Theme: The Beginning and End of John’s Gospel
In this week’s lessons, we look at Jesus’ conversation with Peter in John 21, where he restores Peter after his denial, and commissions him for useful service.
Scripture: John 21:15-22
Here in John 21 we come to Peter. Now this, of course, is not the first time he has appeared in this Gospel, but here in this chapter we have the most important incident involving Peter that the Apostle John records. I suppose a few words about this chapter are in order as we begin, because it does seem a strange chapter. To anybody who’s made his or her way through the Gospel to this point, it seems to be something just tacked on. Now that is not what is really happening. It does belong here. The problem really is that we sense that we’ve reached a great climax at the end of chapter 20, in verse 28, when Thomas says to Jesus, “My Lord and my God.” That’s what it’s all been leading to.

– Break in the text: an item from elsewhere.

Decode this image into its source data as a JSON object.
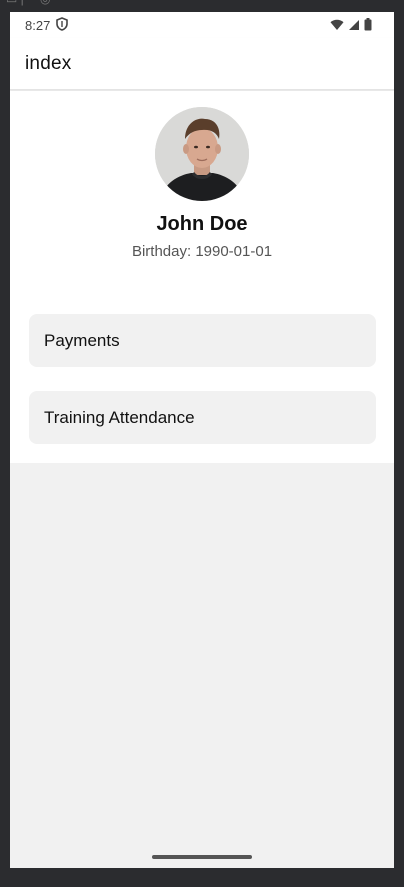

And John points that out in case we’ve missed it, because the final verses of the chapter say that he has chosen to include in this Gospel the things that he has in order that you might be led to that same confession as well. The reason we are told about Jesus Christ is that we might believe that he is indeed the Christ, the Son of God, and that by believing we might have life in his name. So we are called to make the same profession that Thomas made.
Now with that kind of a peak and that kind of a climax, we look at this chapter and we ask why in the world is that here? If we were to expect anything at this point, it would be an account of the ascension. And yet, John doesn’t tell about it.
Well, I want to suggest that the key to understanding this chapter is to recognize that it is parallel to the first part of chapter 1. If you outline the Gospel the way some people do, you find a prologue in John 1:1-18, and then the body of the Gospel divided into two parts. The first is what is called the Book of Signs, including chapters 1-12, and the second part, known as the Book of the Passion, which is chapters 13-20. And then at the very end, chapter 21, you have an epilogue. So the epilogue at the end parallels the prologue at the beginning.
And yet, it’s not just in the structure that this is significant. You see an important thematic connection as well. In the prologue you have reference not only to the incarnation, but also to the preincarnate existence of Jesus Christ, the Word. What does chapter 21 tell us? Well, that is a post-resurrection ministry of Jesus Christ. Now when you begin to pick up what is happening here, you begin to see that what is put here in chapter 21 is a picture of what Jesus Christ is continuing to do in his church now during the present age. So in the prologue you have what he was doing before he came to earth, in the body of the Gospel you have a description of what he did while he was here, and then in chapter 21, the epilogue, what he’s doing after his resurrection, and also now after he has ascended into heaven. What he is doing, both after his resurrection and now from his throne in heaven, is teaching things that are lessons for us as we live now in the church age.
You might ask what’s in this chapter. You can divide it up in different ways, but there are a few lessons that are obvious. First of all, there’s the lesson that is an illustration of John 15:5. In the fifteenth chapter Jesus told his disciples that he is the vine, they are the branches, and they have to be in him to be fruitful. Then he put it negatively. He went on to say that without him they can do nothing.
That’s what we have here. There are the disciples going out to fish and they fish all night. They’re accomplished, experienced fishermen, yet they catch nothing. You see, as Jesus said in John 15, “Apart from me you can do nothing.”
What is said to be the climax of John 20, and how does that fit with why John says his Gospel was written?
What thematic connection is made between the prologue of John 1 and the epilogue of John 21?
What is the first lesson drawn from chapter 21?